Trump loyalists have reacted to the search of the ex-president’s Mar-a-Lago residence with unhinged fury.
Clearly, at this early stage, the responsible reaction to what the FBI did is to withhold judgment, to wait and see, to base one’s assessment on the facts and the evidence as they become known. But such an approach is alien to the modern-day GOP. The entire incentive structure is to use language that is intemperate, belligerent, conspiratorial, even crazed. This week has once again proved that there’s no rhetorical line Trump Republicans won’t cross, no outlandish charge they won’t make. It’s now all about one-upmanship, with each person trying to make a more freakish claim than the next.

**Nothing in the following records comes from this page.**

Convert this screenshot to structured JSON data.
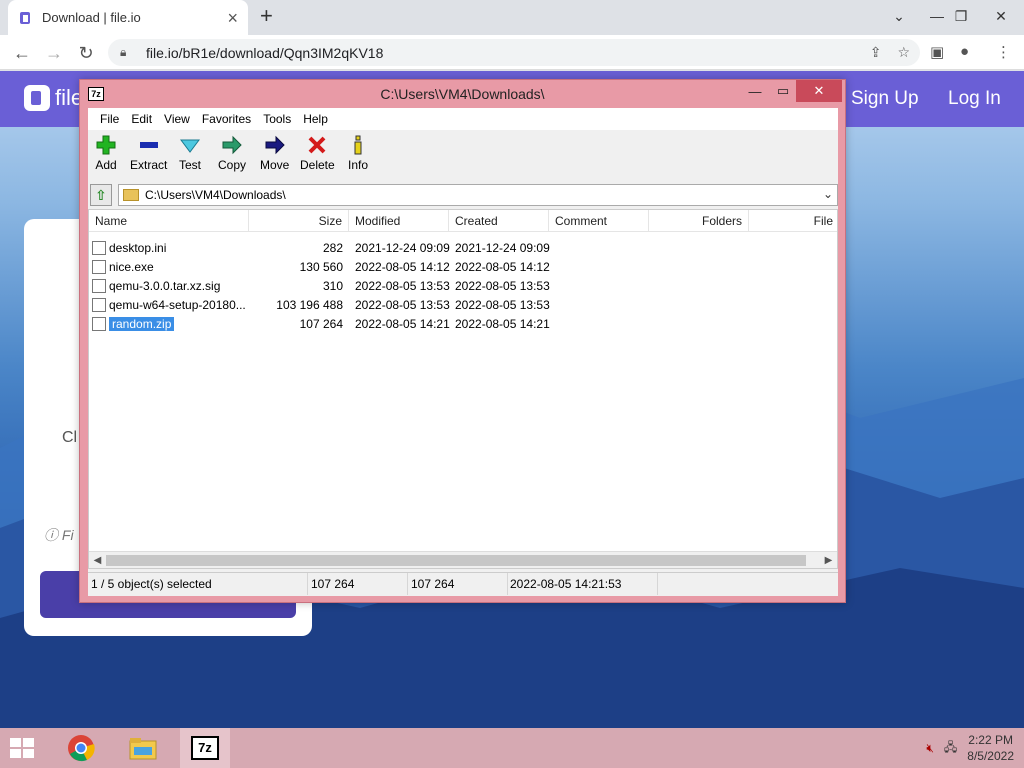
{
  "browser": {
    "tab_title": "Download | file.io",
    "url": "file.io/bR1e/download/Qqn3IM2qKV18"
  },
  "site": {
    "name": "file",
    "nav": [
      "Sign Up",
      "Log In"
    ],
    "card_text": "Cl",
    "card_info": "Fi"
  },
  "zip": {
    "title": "C:\\Users\\VM4\\Downloads\\",
    "menu": [
      "File",
      "Edit",
      "View",
      "Favorites",
      "Tools",
      "Help"
    ],
    "tools": [
      {
        "label": "Add",
        "icon": "add-icon",
        "color": "#22b422"
      },
      {
        "label": "Extract",
        "icon": "extract-icon",
        "color": "#1a2db0"
      },
      {
        "label": "Test",
        "icon": "test-icon",
        "color": "#4cc8e0"
      },
      {
        "label": "Copy",
        "icon": "copy-icon",
        "color": "#2a9a6a"
      },
      {
        "label": "Move",
        "icon": "move-icon",
        "color": "#1a1a80"
      },
      {
        "label": "Delete",
        "icon": "delete-icon",
        "color": "#d41a1a"
      },
      {
        "label": "Info",
        "icon": "info-icon",
        "color": "#e6d21a"
      }
    ],
    "path": "C:\\Users\\VM4\\Downloads\\",
    "columns": [
      "Name",
      "Size",
      "Modified",
      "Created",
      "Comment",
      "Folders",
      "File"
    ],
    "files": [
      {
        "name": "desktop.ini",
        "size": "282",
        "modified": "2021-12-24 09:09",
        "created": "2021-12-24 09:09",
        "icon": "settings-file-icon"
      },
      {
        "name": "nice.exe",
        "size": "130 560",
        "modified": "2022-08-05 14:12",
        "created": "2022-08-05 14:12",
        "icon": "exe-file-icon"
      },
      {
        "name": "qemu-3.0.0.tar.xz.sig",
        "size": "310",
        "modified": "2022-08-05 13:53",
        "created": "2022-08-05 13:53",
        "icon": "file-icon"
      },
      {
        "name": "qemu-w64-setup-20180...",
        "size": "103 196 488",
        "modified": "2022-08-05 13:53",
        "created": "2022-08-05 13:53",
        "icon": "exe-file-icon"
      },
      {
        "name": "random.zip",
        "size": "107 264",
        "modified": "2022-08-05 14:21",
        "created": "2022-08-05 14:21",
        "icon": "zip-file-icon",
        "selected": true
      }
    ],
    "status": {
      "selection": "1 / 5 object(s) selected",
      "size": "107 264",
      "packed": "107 264",
      "datetime": "2022-08-05 14:21:53"
    }
  },
  "taskbar": {
    "apps": [
      "chrome-icon",
      "file-explorer-icon",
      "7zip-icon"
    ],
    "time": "2:22 PM",
    "date": "8/5/2022"
  },
  "colors": {
    "site_header": "#6a5fd6",
    "zip_frame": "#e89aa6",
    "selection": "#3a8ee6",
    "taskbar": "#d6a9b2"
  }
}
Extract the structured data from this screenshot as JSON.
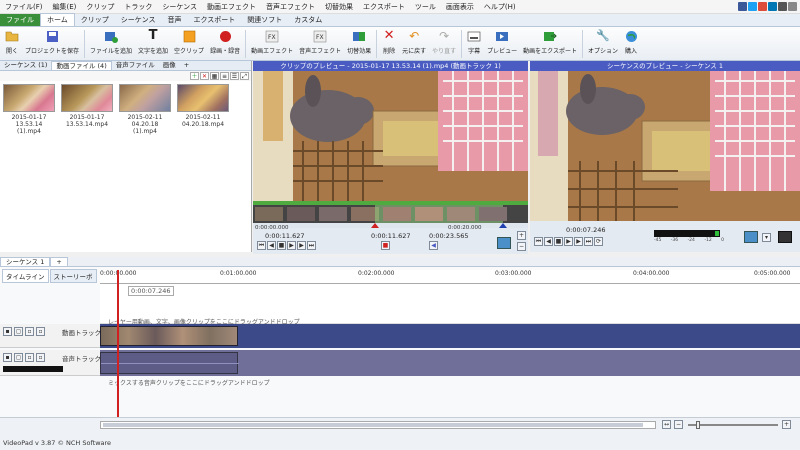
{
  "menu": [
    "ファイル(F)",
    "編集(E)",
    "クリップ",
    "トラック",
    "シーケンス",
    "動画エフェクト",
    "音声エフェクト",
    "切替効果",
    "エクスポート",
    "ツール",
    "画面表示",
    "ヘルプ(H)"
  ],
  "ribbon_tabs": {
    "file": "ファイル",
    "items": [
      "ホーム",
      "クリップ",
      "シーケンス",
      "音声",
      "エクスポート",
      "関連ソフト",
      "カスタム"
    ]
  },
  "toolbar": {
    "open": "開く",
    "save_project": "プロジェクトを保存",
    "add_files": "ファイルを追加",
    "add_text": "文字を追加",
    "blank_clip": "空クリップ",
    "record": "録画・録音",
    "video_effects": "動画エフェクト",
    "audio_effects": "音声エフェクト",
    "transitions": "切替効果",
    "delete": "削除",
    "undo": "元に戻す",
    "redo": "やり直す",
    "subtitles": "字幕",
    "preview": "プレビュー",
    "export": "動画をエクスポート",
    "options": "オプション",
    "buy": "購入"
  },
  "bin": {
    "tabs": [
      "シーケンス (1)",
      "動画ファイル (4)",
      "音声ファイル",
      "画像",
      "+"
    ],
    "clips": [
      {
        "date": "2015-01-17",
        "name": "13.53.14 (1).mp4"
      },
      {
        "date": "2015-01-17",
        "name": "13.53.14.mp4"
      },
      {
        "date": "2015-02-11",
        "name": "04.20.18 (1).mp4"
      },
      {
        "date": "2015-02-11",
        "name": "04.20.18.mp4"
      }
    ]
  },
  "clip_preview": {
    "title": "クリップのプレビュー - 2015-01-17 13.53.14 (1).mp4 (動画トラック 1)",
    "time_start": "0:00:00.000",
    "time_end": "0:00:20.000",
    "current": "0:00:11.627",
    "in_point": "0:00:11.627",
    "duration": "0:00:23.565"
  },
  "seq_preview": {
    "title": "シーケンスのプレビュー - シーケンス 1",
    "current": "0:00:07.246",
    "meter_labels": [
      "-45",
      "-36",
      "-24",
      "-12",
      "0"
    ]
  },
  "sequence_tabs": [
    "シーケンス 1",
    "+"
  ],
  "timeline": {
    "tabs": [
      "タイムライン",
      "ストーリーボ"
    ],
    "ruler": [
      "0:00:00.000",
      "0:01:00.000",
      "0:02:00.000",
      "0:03:00.000",
      "0:04:00.000",
      "0:05:00.000"
    ],
    "playhead_tooltip": "0:00:07.246",
    "overlay_hint": "レイヤー用動画、文字、画像クリップをここにドラッグアンドドロップ",
    "video_track": "動画トラック 1",
    "audio_track": "音声トラック 1",
    "audio_hint": "ミックスする音声クリップをここにドラッグアンドドロップ"
  },
  "status": {
    "version": "VideoPad v 3.87 © NCH Software"
  },
  "colors": {
    "accent": "#4a5cc2",
    "file_tab": "#3a8f3a",
    "record": "#d02020",
    "video_track": "#3d4a8a",
    "audio_track": "#6f6f9a"
  }
}
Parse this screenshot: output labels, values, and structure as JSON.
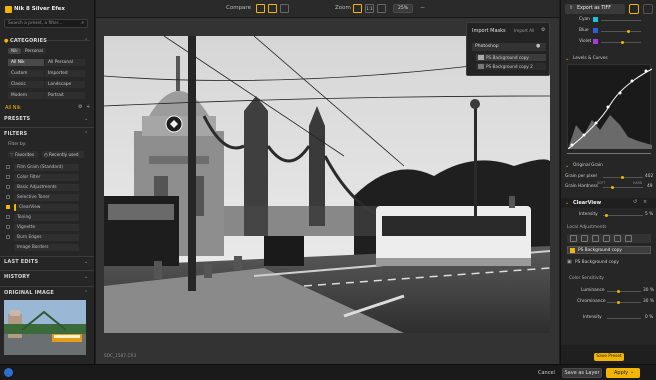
{
  "app": {
    "title": "Nik 8 Silver Efex"
  },
  "left": {
    "search_placeholder": "Search a preset, a filter...",
    "categories_title": "CATEGORIES",
    "cat_tabs": [
      "Nik",
      "Personal"
    ],
    "categories": [
      [
        "All Nik",
        "All Personal"
      ],
      [
        "Custom",
        "Imported"
      ],
      [
        "Classic",
        "Landscape"
      ],
      [
        "Modern",
        "Portrait"
      ]
    ],
    "collection_label": "All Nik",
    "presets_title": "PRESETS",
    "filters_title": "FILTERS",
    "filter_by": "Filter by:",
    "favorites": "Favorites",
    "recently_used": "Recently used",
    "filter_items": [
      "Film Grain (Standard)",
      "Color Filter",
      "Basic Adjustments",
      "Selective Toner",
      "ClearView",
      "Toning",
      "Vignette",
      "Burn Edges",
      "Image Borders"
    ],
    "last_edits": "LAST EDITS",
    "history": "HISTORY",
    "original_image": "ORIGINAL IMAGE"
  },
  "toolbar": {
    "compare": "Compare",
    "zoom": "Zoom",
    "zoom_value": "25%",
    "export_label": "Export as TIFF"
  },
  "masks": {
    "title": "Import Masks",
    "import_all": "Import All",
    "photoshop": "Photoshop",
    "layers": [
      "PS Background copy",
      "PS Background copy 2"
    ]
  },
  "status": {
    "filename": "SDC_1587.CR3"
  },
  "right": {
    "channels": [
      "Cyan",
      "Blue",
      "Violet"
    ],
    "levels_title": "Levels & Curves",
    "grain_title": "Original Grain",
    "grain_per_pixel": "Grain per pixel",
    "grain_per_pixel_val": "402",
    "grain_hardness": "Grain Hardness",
    "grain_hardness_val": "49",
    "grain_soft": "SOFT",
    "grain_hard": "HARD",
    "clearview_title": "ClearView",
    "intensity": "Intensity",
    "intensity_val": "5 %",
    "local_adj": "Local Adjustments",
    "ps_bg_copy": "PS Background copy",
    "ps_bg_copy2": "PS Background copy",
    "color_sensitivity": "Color Sensitivity",
    "luminance": "Luminance",
    "luminance_val": "30 %",
    "chrominance": "Chrominance",
    "chrominance_val": "30 %",
    "intensity2": "Intensity",
    "intensity2_val": "0 %",
    "save_preset": "Save Preset"
  },
  "bottom": {
    "cancel": "Cancel",
    "save_as_layer": "Save as Layer",
    "apply": "Apply"
  },
  "colors": {
    "accent": "#f2b600",
    "cyan": "#18c4d8",
    "blue": "#2f5ee0",
    "violet": "#a040d8"
  }
}
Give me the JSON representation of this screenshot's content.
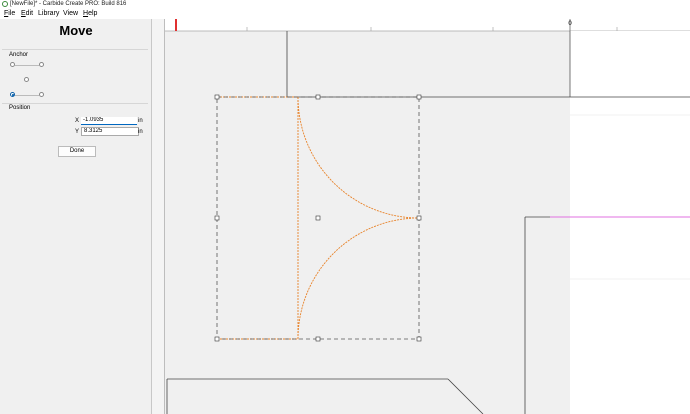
{
  "window": {
    "title": "[NewFile]* - Carbide Create PRO: Build 816"
  },
  "menu": [
    {
      "label": "File",
      "accel": "F",
      "rest": "ile"
    },
    {
      "label": "Edit",
      "accel": "E",
      "rest": "dit"
    },
    {
      "label": "Library",
      "accel": "",
      "rest": "Library"
    },
    {
      "label": "View",
      "accel": "",
      "rest": "View"
    },
    {
      "label": "Help",
      "accel": "H",
      "rest": "elp"
    }
  ],
  "panel": {
    "title": "Move",
    "anchor": {
      "label": "Anchor",
      "selected": "bottom-left",
      "options": [
        "top-left",
        "top-right",
        "center",
        "bottom-left",
        "bottom-right"
      ]
    },
    "position": {
      "label": "Position",
      "x_label": "X",
      "x_value": "-1.0935",
      "x_unit": "in",
      "y_label": "Y",
      "y_value": "8.3125",
      "y_unit": "in"
    },
    "done_label": "Done"
  },
  "canvas": {
    "ruler_marker": "0",
    "colors": {
      "background": "#f0f0f0",
      "stock": "#ffffff",
      "selection": "#555555",
      "curve": "#e8832a",
      "origin_marker": "#e03030",
      "axis_highlight": "#e070e0"
    }
  }
}
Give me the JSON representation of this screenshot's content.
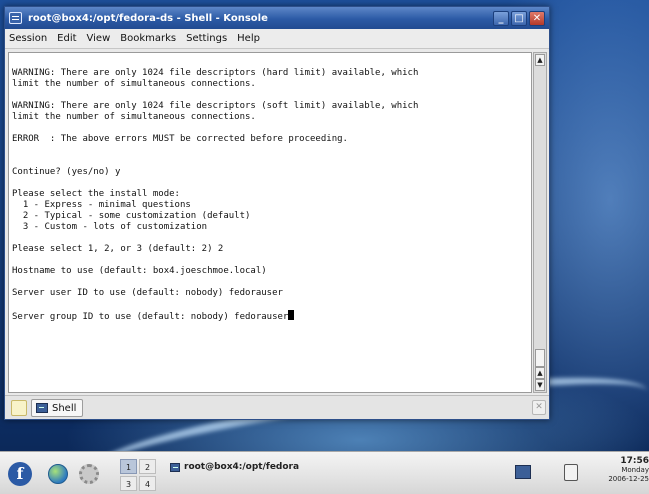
{
  "window": {
    "title": "root@box4:/opt/fedora-ds - Shell - Konsole",
    "buttons": {
      "minimize": "_",
      "maximize": "□",
      "close": "✕"
    }
  },
  "menu": [
    "Session",
    "Edit",
    "View",
    "Bookmarks",
    "Settings",
    "Help"
  ],
  "terminal": {
    "lines": [
      "",
      "WARNING: There are only 1024 file descriptors (hard limit) available, which",
      "limit the number of simultaneous connections.",
      "",
      "WARNING: There are only 1024 file descriptors (soft limit) available, which",
      "limit the number of simultaneous connections.",
      "",
      "ERROR  : The above errors MUST be corrected before proceeding.",
      "",
      "",
      "Continue? (yes/no) y",
      "",
      "Please select the install mode:",
      "  1 - Express - minimal questions",
      "  2 - Typical - some customization (default)",
      "  3 - Custom - lots of customization",
      "",
      "Please select 1, 2, or 3 (default: 2) 2",
      "",
      "Hostname to use (default: box4.joeschmoe.local)",
      "",
      "Server user ID to use (default: nobody) fedorauser",
      "",
      "Server group ID to use (default: nobody) fedorauser"
    ]
  },
  "tabbar": {
    "tab_label": "Shell"
  },
  "taskbar": {
    "pager": [
      "1",
      "2",
      "3",
      "4"
    ],
    "task_label": "root@box4:/opt/fedora",
    "clock_time": "17:56",
    "clock_day": "Monday",
    "clock_date": "2006-12-25"
  }
}
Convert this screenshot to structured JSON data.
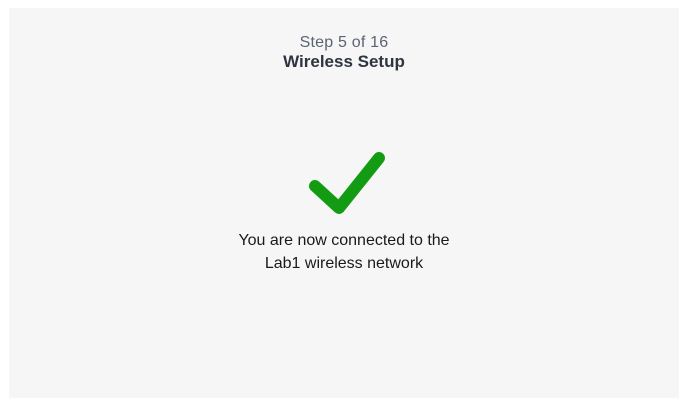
{
  "header": {
    "step": "Step 5 of 16",
    "title": "Wireless Setup"
  },
  "status": {
    "icon": "checkmark-icon",
    "color": "#139c13",
    "message_line1": "You are now connected to the",
    "message_line2": "Lab1 wireless network"
  }
}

This debasement of language comes at a considerable cost. George Orwell believed that political language mattered because politics mattered, and that the corruption of one leads to the corruption of the other. And in some cases, the misuse of words can lead to political violence. We saw that on January 6, 2021. My fear is we’re edging ever closer to that. Some people on the right—enraged and inflamed, caught in an echo chamber of undiluted anger and massive lies—clearly hope for it. They are perpetually frenzied and hyper-agitated, convinced they are in an existential struggle against a wicked foe.
In the face of this, virtually the entire Republican Party is egging them on. Based on no evidence right now, Republicans are promoting a narrative that the events of this week prove that the United States government and its chief law-enforcement agency are Nazi-like, corrupt to the core, at war with its own citizens. This can’t end well.